People’s busy lives keep them in an always-on mode, hungry for external impulses and entertainment to keep themselves occupied. We believe that here lies a big opportunity – or actually more of a task – for retailers.
The ANWB Café, part of the new multidimensional store concept in the city centre of Utrecht for Royal Dutch Touring Club (ANWB)
Retail must create great experiences: to attract, surprise and engage customers every time. To do so, retail concepts must be flexible so that retailers can change and renew store elements and create different dynamics. We call this the ‘skeleton and skin’ principle: in our view a contemporary retail store should contain a rather basic, flexible system (the skeleton), enriched with inspirational elements (the skin) that can be easily changed.
In our whitepaper, Towards Explorative Spaces, Alexander Grit, Maaike de Jong and I introduced a new sort of retail space: these have multidimensional retail functions and are meeting points for kindred spirits, leading to unexpected and memorable encounters. Blurring the boundaries of retail is a current, well-known concept, but this is just the beginning.
The Royal Dutch Touring Club (ANWB) is one of the largest brands in the Netherlands supporting all modes of travel. It wanted to expand by attracting younger consumers. While its stores are on the periphery of cities or in smaller towns, we developed a new, multidimensional store concept in the centre of Utrecht, close to the boutiques, bars and cafes popular among the target group.
In addition to ANWB’s regular store offering – its clothing, and mobility and travel services – we designed the ANWB Café and new services such as themed workshops and in-store digital experiences. The workshops have been fully booked since the store opening, and the cafe is popular for meeting, working and relaxing.
The ANWB Café, part of the new multidimensional store concept in the city centre of Utrecht for Royal Dutch Touring Club (ANWB)

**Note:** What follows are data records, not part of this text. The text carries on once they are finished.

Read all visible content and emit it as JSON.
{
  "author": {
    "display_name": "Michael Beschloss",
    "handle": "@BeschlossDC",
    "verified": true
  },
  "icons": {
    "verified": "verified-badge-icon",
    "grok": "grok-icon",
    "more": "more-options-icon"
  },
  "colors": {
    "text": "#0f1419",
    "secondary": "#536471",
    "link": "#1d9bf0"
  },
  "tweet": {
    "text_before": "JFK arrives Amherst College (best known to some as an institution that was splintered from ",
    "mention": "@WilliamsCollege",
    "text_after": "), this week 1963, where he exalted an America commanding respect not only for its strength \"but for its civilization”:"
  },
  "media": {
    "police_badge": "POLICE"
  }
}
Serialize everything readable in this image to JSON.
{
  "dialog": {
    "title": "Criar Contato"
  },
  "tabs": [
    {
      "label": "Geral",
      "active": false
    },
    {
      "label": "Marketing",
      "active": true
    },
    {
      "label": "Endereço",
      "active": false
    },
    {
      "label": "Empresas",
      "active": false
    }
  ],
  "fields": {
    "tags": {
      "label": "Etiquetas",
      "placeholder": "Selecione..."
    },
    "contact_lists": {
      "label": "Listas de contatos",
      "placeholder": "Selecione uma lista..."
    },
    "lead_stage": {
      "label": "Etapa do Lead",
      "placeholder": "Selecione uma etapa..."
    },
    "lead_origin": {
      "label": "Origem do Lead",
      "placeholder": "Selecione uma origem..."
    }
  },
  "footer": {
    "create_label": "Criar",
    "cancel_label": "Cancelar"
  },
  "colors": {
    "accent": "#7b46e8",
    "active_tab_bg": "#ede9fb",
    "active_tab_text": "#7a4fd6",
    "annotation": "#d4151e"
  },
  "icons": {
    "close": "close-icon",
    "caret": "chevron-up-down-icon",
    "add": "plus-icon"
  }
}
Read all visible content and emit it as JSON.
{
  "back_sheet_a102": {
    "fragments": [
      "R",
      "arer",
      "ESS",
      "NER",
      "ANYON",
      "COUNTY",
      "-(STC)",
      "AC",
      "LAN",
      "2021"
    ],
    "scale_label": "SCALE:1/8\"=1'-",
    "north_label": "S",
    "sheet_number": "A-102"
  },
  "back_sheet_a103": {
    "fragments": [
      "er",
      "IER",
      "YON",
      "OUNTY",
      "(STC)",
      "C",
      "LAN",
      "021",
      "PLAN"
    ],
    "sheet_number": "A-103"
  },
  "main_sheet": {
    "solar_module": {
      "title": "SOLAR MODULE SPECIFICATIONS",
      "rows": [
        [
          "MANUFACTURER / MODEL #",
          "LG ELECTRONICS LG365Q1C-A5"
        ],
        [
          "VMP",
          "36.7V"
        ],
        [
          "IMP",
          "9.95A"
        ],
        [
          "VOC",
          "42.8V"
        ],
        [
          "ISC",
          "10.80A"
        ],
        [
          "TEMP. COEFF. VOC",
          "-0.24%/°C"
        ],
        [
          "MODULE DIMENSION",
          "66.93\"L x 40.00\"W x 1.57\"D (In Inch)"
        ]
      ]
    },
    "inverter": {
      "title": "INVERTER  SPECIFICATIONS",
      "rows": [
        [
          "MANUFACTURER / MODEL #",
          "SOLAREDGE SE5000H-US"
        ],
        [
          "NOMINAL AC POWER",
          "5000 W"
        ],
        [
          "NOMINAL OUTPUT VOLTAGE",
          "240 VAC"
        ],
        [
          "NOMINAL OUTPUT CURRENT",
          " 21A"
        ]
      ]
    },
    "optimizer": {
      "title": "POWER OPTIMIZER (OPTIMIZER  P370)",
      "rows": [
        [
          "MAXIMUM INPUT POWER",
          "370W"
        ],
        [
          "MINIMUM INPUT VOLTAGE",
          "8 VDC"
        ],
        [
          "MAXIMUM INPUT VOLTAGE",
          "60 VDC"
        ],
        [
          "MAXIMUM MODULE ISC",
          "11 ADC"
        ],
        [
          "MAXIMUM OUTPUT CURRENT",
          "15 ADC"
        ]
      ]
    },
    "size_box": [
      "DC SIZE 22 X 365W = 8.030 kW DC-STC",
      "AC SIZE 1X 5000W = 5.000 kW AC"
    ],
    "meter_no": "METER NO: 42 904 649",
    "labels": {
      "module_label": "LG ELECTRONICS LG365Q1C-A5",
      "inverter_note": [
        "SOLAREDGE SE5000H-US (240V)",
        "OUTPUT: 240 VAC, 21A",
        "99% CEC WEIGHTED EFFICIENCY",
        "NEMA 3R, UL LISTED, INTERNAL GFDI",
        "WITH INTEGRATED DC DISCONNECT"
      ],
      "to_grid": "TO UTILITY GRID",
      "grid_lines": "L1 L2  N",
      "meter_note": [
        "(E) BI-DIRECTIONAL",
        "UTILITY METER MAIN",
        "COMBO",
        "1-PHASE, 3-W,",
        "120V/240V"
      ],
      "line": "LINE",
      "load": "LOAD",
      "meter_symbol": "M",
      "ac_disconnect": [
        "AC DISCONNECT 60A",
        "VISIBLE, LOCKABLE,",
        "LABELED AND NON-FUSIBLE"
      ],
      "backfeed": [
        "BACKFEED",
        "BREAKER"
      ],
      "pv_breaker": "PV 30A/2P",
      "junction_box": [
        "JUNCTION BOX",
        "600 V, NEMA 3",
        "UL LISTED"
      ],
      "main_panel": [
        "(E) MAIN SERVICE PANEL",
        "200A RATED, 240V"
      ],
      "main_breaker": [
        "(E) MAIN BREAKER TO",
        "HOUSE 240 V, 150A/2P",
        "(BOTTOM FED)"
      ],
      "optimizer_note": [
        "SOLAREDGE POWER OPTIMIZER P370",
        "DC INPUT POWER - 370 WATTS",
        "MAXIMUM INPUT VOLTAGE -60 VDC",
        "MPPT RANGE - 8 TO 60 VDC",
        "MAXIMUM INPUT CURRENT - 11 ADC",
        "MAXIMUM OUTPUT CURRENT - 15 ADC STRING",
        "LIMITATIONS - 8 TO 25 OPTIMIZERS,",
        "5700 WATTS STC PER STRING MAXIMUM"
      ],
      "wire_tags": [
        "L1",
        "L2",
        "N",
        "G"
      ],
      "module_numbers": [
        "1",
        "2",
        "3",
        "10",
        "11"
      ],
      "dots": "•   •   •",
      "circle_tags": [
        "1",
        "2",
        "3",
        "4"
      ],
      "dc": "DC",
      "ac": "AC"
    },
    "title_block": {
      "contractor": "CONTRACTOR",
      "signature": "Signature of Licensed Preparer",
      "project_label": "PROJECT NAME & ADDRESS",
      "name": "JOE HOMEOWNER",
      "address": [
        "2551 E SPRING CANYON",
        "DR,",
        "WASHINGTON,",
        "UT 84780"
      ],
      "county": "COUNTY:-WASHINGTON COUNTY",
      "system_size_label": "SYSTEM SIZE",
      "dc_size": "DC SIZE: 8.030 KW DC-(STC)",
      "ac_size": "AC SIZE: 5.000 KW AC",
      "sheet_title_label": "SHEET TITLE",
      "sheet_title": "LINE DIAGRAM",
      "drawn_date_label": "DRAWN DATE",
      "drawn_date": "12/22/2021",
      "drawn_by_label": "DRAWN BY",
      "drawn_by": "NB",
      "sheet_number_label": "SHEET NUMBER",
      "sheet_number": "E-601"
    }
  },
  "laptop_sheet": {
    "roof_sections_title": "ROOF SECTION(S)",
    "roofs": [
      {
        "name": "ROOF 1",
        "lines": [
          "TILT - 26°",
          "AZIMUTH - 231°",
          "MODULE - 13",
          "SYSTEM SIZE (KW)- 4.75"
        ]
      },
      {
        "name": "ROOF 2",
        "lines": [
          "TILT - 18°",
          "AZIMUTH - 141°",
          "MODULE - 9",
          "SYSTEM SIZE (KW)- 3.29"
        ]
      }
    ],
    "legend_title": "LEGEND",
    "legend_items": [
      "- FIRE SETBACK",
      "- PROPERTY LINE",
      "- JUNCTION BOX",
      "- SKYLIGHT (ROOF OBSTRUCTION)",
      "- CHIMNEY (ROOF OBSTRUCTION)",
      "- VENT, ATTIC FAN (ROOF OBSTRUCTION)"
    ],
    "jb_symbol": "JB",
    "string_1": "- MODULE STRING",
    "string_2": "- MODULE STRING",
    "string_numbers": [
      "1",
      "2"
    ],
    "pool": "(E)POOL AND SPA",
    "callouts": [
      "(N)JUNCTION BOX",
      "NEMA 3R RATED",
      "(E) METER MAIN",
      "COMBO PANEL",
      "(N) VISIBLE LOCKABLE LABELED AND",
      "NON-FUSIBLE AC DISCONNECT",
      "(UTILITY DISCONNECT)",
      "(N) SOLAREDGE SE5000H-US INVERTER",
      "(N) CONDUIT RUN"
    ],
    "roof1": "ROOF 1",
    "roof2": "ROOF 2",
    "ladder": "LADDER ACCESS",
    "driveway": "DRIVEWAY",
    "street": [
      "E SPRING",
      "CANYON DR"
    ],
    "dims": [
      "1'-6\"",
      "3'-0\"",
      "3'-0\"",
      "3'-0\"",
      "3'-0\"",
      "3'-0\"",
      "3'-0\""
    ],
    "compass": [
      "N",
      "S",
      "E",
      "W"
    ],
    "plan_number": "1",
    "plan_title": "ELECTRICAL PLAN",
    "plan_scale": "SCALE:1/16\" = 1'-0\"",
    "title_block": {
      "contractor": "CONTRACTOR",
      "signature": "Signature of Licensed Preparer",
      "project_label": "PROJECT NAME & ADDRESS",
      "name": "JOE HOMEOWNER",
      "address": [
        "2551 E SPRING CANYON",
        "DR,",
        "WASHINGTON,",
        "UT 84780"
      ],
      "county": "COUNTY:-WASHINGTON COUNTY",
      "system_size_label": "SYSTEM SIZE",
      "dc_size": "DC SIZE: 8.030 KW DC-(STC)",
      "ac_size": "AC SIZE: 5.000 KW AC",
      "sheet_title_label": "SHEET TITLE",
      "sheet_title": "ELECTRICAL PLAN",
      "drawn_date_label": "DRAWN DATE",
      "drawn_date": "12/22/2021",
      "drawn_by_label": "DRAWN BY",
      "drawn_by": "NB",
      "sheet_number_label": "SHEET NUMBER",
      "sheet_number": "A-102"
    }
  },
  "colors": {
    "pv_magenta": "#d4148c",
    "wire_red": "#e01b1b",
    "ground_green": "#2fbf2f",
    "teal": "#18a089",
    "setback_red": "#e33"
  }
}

In addition to convenience and experience, brand personality and authenticity is key to standing out in the competitive retail market. Brand stories should be true and unique, and it is essential that they will resonate with your target group. Needs and desires may differ with each sort of purchase and type of retailer, and underlying standards and values vary from generation to generation. The honesty of brands, sustainability and being part of society is particularly important to Millennials and Gen Z. They identify themselves with brands that comply with these values – often local and craft companies.
Retail has become complex. The retail formula is the cumulative effect of all customer touchpoints; more and more, designers must be able to unravel this complexity, analyse functions and design each element individually, yet consistently and coherently, to create a strong, recognisable brand. So at SVT we work in multidisciplinary teams and in close cooperation with our client to perfectly understand their brand, business and processes. Retail designers need to understand their field of expertise in depth, and at the same time be able to communicate with other disciplines. They need the ability to act as a sparring partner for the retailer and to explain why certain design decisions will lead to success, ROI and customer happiness. Not an easy task, but in my and my colleagues’ opinions, the best job there is. Every day we strive to improve how people shop and spend their time.